• [EXERCISE GOAL] All lines that hold the string "JSON" should be copied. Find them in the listing below.

***** TASK DATA *****

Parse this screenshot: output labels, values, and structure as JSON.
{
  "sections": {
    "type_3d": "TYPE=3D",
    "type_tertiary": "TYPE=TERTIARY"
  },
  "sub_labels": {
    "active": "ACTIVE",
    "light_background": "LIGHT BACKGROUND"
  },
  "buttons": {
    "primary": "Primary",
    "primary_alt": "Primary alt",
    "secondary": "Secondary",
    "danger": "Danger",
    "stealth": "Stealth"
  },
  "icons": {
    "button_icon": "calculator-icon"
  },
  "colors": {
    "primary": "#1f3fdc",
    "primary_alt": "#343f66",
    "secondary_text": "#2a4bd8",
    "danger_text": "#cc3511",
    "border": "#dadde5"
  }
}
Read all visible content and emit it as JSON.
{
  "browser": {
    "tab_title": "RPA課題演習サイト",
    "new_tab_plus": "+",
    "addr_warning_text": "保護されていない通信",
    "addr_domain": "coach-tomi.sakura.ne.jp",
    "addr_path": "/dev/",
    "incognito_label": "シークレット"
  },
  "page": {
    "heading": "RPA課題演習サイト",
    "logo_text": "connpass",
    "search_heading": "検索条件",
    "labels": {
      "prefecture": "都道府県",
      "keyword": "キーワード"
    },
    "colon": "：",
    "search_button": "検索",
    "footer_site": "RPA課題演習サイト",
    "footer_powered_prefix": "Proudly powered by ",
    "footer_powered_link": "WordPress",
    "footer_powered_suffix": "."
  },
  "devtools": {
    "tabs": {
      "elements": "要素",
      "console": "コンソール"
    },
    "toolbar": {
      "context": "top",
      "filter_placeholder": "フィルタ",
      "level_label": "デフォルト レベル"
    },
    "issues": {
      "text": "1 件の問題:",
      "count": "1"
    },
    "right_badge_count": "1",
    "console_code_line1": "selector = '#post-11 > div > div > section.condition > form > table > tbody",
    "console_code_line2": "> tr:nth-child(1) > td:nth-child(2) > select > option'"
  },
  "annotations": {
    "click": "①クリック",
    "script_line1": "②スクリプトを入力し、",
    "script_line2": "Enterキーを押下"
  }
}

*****

• [ANSWER BELOW]
Parse this screenshot: output labels, values, and structure as JSON.
Read all visible content and emit it as JSON.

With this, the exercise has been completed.